BEGIN Given data

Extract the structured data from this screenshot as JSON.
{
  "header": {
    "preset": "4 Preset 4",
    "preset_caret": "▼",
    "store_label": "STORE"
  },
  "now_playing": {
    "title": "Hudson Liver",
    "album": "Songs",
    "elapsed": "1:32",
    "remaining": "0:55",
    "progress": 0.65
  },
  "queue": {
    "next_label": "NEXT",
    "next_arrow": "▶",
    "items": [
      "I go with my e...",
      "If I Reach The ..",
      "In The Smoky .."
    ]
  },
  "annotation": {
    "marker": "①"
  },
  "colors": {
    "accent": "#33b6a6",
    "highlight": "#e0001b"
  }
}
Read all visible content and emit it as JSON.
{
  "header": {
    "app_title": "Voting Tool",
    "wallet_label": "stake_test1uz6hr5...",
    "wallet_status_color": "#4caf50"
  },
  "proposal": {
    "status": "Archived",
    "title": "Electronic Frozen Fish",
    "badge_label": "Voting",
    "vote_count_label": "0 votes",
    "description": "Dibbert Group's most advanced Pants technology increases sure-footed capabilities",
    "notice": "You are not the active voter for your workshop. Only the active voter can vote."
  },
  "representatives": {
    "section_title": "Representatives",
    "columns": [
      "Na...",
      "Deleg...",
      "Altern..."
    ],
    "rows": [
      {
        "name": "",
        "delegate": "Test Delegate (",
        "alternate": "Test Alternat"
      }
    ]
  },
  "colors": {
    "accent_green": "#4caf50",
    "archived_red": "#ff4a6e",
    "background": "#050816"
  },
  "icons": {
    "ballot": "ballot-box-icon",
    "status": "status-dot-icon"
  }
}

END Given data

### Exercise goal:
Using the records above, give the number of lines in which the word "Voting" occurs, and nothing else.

### Expected answer:
2